Manuscripts. The OS Memoirs were compiled in the 1830s. The manuscripts comprise descriptions of topographical details and antiquities that could not easily be summarised in cartographic form on the accompanying OS maps. The OS Memoirs are arranged by county and parish and contain information on landscape, topography, population, economy and society, as well as recording features of antiquarian interest. They include some small pen-and-ink sketches recording details of archaeological and antiquarian features. OS Memoirs do not exist for every county because government funding for the scheme was withdrawn in 1839-40 before research had been conducted on the southern half of the country. OS Memoirs exist for counties Antrim, Donegal, Down, Fermanagh, Londonderry and Tyrone, together with a small amount of material relative to some parishes in counties Cavan, Monaghan, Leitrim, Louth and Sligo.
Printed edition. The OS Memoirs have been published in a set of 40 volumes plus an index volume, under the editorship of Angélique Day and Patrick McWilliams. The printed edition contains the complete text of the Memoirs but does not include all of the pen-and-ink sketches. In 2014, the Academy will publish a selection of the OS Memoir sketches and some of the OS Sketches proper (see below). Edited by Angélique Day, the volume contains an introductory essay on the OS mapping and drawing schemes and extensive caption data.
The manuscripts containing OS Extracts are arranged in bound volumes by county. The collection contains extracts transcribed from primary sources relating to antiquities in various Irish counties. In some instances the sources from which these extracts were copied no longer survive.
Drawings and sketches of buildings and other antiquarian items were prepared by the researchers employed by the OS as part of their work of recording antiquities in the landscape. Among the artists employed by the OS were George Petrie, MRIA (1790-1866), George Victor du Noyer (1817-69), and William Frederick Wakeman (1822-1900). The collection of OS Sketches in the Royal Irish Academy comprises over 1,000 drawings. (Shelf-marks are in the range 12 T 1 – 12 T 17). These sketches have been conserved, with funding from the Heritage Council. The sketches are stored, unbound, in archival boxes. The drawings are individually catalogued on the Prints, Drawings and Artefacts Catalogue. Funding for the cataloguing of the drawings was provided by the Sailors & Soldiers Trust Fund. The collection has been photographed for preservation purposes with funding from Atlantic Philanthropies. It is planned to make the digitised images available via the RIA website. http://www.ria.ie/library/catalogue.aspx

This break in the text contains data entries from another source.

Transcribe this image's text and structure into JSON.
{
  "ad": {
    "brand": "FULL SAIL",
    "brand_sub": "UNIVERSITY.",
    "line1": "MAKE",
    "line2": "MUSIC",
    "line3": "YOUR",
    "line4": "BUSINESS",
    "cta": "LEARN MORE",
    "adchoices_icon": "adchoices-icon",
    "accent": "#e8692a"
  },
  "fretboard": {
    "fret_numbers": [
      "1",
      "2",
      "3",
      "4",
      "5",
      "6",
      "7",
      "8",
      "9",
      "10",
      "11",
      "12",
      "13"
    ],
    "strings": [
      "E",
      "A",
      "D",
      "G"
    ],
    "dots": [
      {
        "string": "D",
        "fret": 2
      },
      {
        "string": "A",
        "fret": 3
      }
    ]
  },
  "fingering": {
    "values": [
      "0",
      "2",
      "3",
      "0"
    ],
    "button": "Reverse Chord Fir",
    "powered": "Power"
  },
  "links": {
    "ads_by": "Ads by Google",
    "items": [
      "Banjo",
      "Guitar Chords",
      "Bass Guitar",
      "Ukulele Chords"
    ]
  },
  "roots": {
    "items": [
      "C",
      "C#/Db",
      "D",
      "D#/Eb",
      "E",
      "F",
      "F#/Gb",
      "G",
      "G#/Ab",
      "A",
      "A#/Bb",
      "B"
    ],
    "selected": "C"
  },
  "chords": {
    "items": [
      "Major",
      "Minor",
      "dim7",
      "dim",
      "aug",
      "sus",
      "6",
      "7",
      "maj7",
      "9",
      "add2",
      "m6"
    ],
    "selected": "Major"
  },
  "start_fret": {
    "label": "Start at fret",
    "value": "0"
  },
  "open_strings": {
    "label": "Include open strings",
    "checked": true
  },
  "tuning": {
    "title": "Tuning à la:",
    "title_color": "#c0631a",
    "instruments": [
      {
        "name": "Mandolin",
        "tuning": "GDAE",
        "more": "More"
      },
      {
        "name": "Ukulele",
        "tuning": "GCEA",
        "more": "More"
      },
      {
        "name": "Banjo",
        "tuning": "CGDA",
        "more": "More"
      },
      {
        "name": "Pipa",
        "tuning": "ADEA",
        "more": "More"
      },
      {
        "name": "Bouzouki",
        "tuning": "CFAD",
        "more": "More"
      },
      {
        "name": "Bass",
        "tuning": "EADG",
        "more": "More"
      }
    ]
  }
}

Other OS Archival Sources
Further nineteenth- and twentieth-century archival material relating to the OS has been transferred from the OS office to the National Archives of Ireland, www.nationalarchives.ie, while the OS office itself, www.osi.ie, also retains some archival material.
J.H. Andrews. A paper landscape: the Ordnance Survey in Nineteenth-century Ireland. Oxford, 1975.
Charles Close. The Early Years of the Ordnance Survey. Newton Abbot: David & Charles Reprints, 1969.
Gillian M. Doherty. The Irish Ordnance Survey: History, Culture and Memory. Dublin: Four Courts Press, 2004.
Ordnance Survey Memoirs of Ireland, edited by Angélique Day and Patrick McWilliams. 40 vols, Belfast: Institute of Irish Studies in association with the Royal Irish Academy, 1990-1998.
Index to Ordnance Survey Memoirs of Ireland Series: People and Places, by Patrick McWilliams. Belfast, Institute of Irish Studies, 2002.
Last updated: viii/13